Part 2 of 5 – NorFilly reflects, Bracetti responds
The thing about the first article we ran on the school is the fact that local grassroots newspaper Community Focus also carried the story. Being a lesser known (just a baby) publication, NF took some heat, but not as much as Focus. David Roche, production manager at Focus, received a number of calls about the article, published on the front page of his periodical. Professional to the core, he passed the complaints of heated administrators at Bracetti and the rants of angry parents on to NorFilly Magazine. And we dealt with them.
First, we established that neither NF nor Focus has any personal feelings against Bracetti Academy. Neither publication, asserted, sought the story or had intentions of harming the school or its reputation in any way. Certainly, it sparked a bit of controversy and some conversation, but in the eyes of NF… that is all it did. Yet, some other things had to be clarified for all readers.
Next, there were some misunderstandings that arose throughout the process. Being an English-language publication, we experienced difficulties in translating for our Spanish-dominant interviewees. Throughout our three meetings, we used three different translators, and some meaning became lost in those translations. For this, NF apologized and corrected some misinformation that was unintentionally published in its first article.
We even had to clarify an important issue on which readers in the school’s defense said that our writing was one-sided. Complaints arose about Ida Navarro being the only parent interviewed in preparation of our first article. Such was not the case. We interviewed several parents, but most said they didn’t wish to be quoted because “the school” (they weren’t specific) told them if they talked to the press, they’d be sued. When asked about it, school administration didn’t know where that information might have come from. In fairness to Focus readers, we requested that Community Focus also run our corrections, and they did.

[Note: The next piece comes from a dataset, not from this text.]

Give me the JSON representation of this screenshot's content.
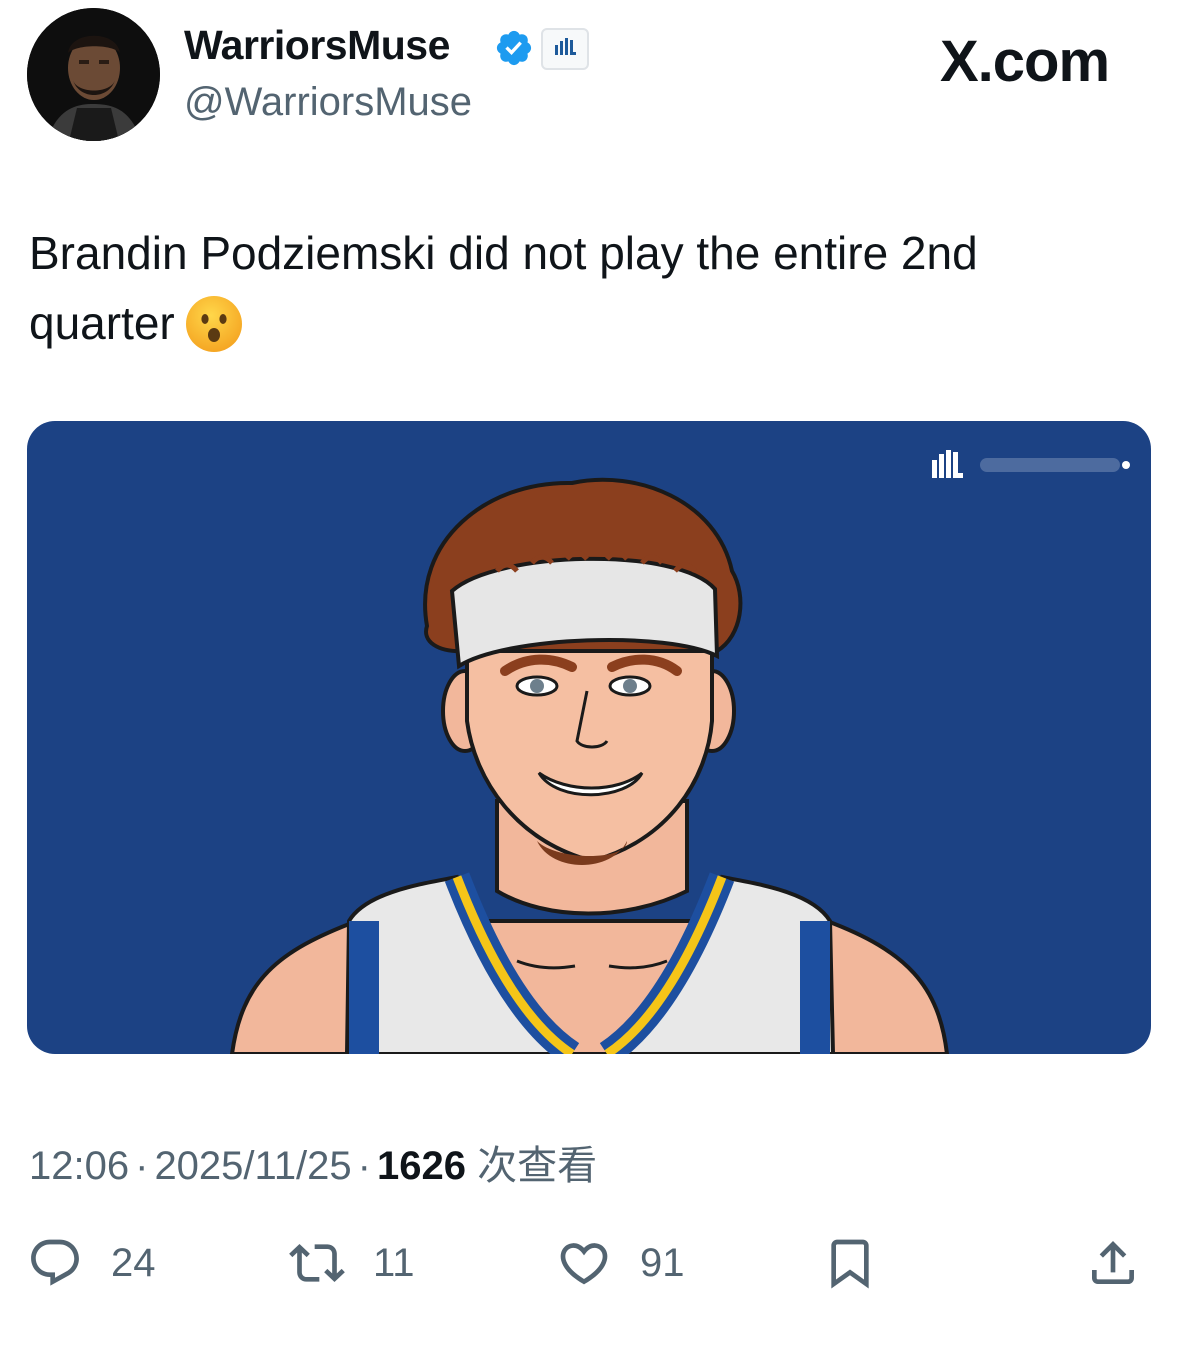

Finally, NF ensured that any response from the district, school or administration should be carried in NF, the publication that originated the story based on parent complaints. Focus was good about passing on information as warranted, and we even contacted Villani and Davis to make sure NF was included (to their confusion) in their response. We did, after all, want to tell the whole story, and we made that clear all involved.
At the same time, Bracetti School was preparing its “rebuttal”, appearing in the same edition of Focus Newspaper as our reflection. In it the school talks about Mariana Bracetti, the woman for whom the school was named, and about the school’s accomplishments that put it a notch above other area schools, like Stetson Middle or Kensington and Edison High Schools. Their piece was in defense of parental complaints and claimed that “achievement isn’t the only reason parents love Bracetti Academy.”
Surely, our article was described in letters and e-mails as “one-sided” or “unbalanced.” In our reflection, we conceded that the story was compiled hastily, but with no bad intentions. However, there were more readers who saw the school’s response as “unnecessary” given the circumstances in which it was conceived. One interesting feature of their response, though, is that it brought readers back by promising to let them hear from students who apparently like their school just the way it is.